11:00am drew near just as we approached Punta Willard with its crazy cross currents and gusty winds. In the Sea, there seems to be a wind clock somewhere, that in the southern Sea is around noon, and up here in the northern Sea it’s a bit earlier, at 11:00am. This is when the wind machine kicks off for the afternoon. It takes a little while to get warmed up, however some areas, like Punta Willard seem to have an auxiliary engine to crank things up faster. We’re beginning to wonder if it has something to do with why the islands over here have names like Isla Tibur or Shark Island and the nearby channel is called Canal del Infiernillo or Channel of Little Hell!

Yesterday the winds went from zero to 20 knots in about 10 minutes flat. The sea that had been nicely rippled and friendly was suddenly awash with white caps and building rollers. The wind was right on our nose, the tide had changed so that the current was now against us, and the waves were building rapidly. Not good, considering that we still had 25 miles to go on this course! Our speed dropped from our normal 6 knots to about 3.5 and we were struggling up and over the rollers. It was definitely time for a change of plans!

Instead of continuing on to the southeast corner of Isla Tibur as we’d intended, we turned north to use Punta Willard as a wind break and headed for a couple of promising looking anchoring spots on the northwest side of the point. As we rounded Punta Willard, the seas got pretty ugly and the gusts kept building. No worries though, we could see calmer water just around the corner and that’s where we headed. We were soon anchored and enjoying lunch in a pretty little bay on the northwest side of Punta Willard, which is on the southwest corner of Isla Tibur.

Overnight the winds kept blowing which is a little unusual but not unheard of around here that’s for sure! It finally calmed around 3am, and when we woke at 5:30am to the sound of it building again we thought we’d make a quick run for it and try to get around the corner before the 11:00am wind machine started up. No such luck!

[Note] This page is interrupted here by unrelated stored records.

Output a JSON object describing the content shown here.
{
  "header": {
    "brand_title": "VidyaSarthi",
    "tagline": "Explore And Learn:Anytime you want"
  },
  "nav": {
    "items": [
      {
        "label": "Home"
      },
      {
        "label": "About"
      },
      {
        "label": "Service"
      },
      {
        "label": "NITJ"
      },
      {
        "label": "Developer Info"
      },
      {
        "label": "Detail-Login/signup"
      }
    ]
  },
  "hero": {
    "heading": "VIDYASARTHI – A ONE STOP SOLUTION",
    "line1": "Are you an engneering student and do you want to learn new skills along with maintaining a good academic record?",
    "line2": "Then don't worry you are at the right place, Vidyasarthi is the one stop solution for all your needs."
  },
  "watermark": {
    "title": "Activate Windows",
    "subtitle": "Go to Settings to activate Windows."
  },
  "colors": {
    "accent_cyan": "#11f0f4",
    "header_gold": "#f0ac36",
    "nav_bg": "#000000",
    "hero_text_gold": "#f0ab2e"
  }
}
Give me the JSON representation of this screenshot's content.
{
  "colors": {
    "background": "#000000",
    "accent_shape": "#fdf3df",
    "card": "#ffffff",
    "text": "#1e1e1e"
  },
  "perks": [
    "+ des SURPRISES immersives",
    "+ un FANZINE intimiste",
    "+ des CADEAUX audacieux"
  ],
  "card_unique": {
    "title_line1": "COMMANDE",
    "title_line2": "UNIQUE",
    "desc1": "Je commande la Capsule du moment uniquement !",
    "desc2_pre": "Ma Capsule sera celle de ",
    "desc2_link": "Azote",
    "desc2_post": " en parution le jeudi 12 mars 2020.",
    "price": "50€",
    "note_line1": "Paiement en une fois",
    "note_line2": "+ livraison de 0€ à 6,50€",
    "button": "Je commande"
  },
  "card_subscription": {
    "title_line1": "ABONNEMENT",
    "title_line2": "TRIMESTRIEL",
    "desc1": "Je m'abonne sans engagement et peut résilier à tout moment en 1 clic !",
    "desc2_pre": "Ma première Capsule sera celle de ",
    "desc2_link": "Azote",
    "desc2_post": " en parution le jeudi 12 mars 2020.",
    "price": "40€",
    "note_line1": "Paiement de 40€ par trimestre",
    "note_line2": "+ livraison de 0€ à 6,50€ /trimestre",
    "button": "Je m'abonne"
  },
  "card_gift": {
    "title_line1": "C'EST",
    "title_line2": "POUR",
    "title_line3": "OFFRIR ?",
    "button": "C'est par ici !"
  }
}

As we rounded Punta Willard going south this time, we could see the same ugly white breakers on the point, but hoped that they were just the result of the outgoing tide that was now carrying us along. We kept good speed until we started to round the point and realized that the wind machine was already in full swing for the day. White caps and frothy breakers on dark blue water as far as we could see. Again, not a fun prospect with 25 miles to go and our speed slowing from the steep climb up and over the 6-8′ waves. The current was with us but when added to the opposing wind, it only made for a nastier, steeper set of rollers. Once again we decided that having no schedule to meet is a good thing. We did a quick u-turn back to the anchorage.

As we sit here the wind is howling and we’re swinging in the gusts, like a dog running back and forth reaching the end of his leash. All is well however, and we’ll just hunker down and wait until the winds decide that it’s time for us to head a bit further south. We’ve learned the hard way that schedules and cruising do not mix, so we no longer try to get anywhere based on the calendar. Mother Nature will let us know when it’s time to leave, so until she does, we’ll watch the rays jump, the boobies dive, and the coyotes walk the beach.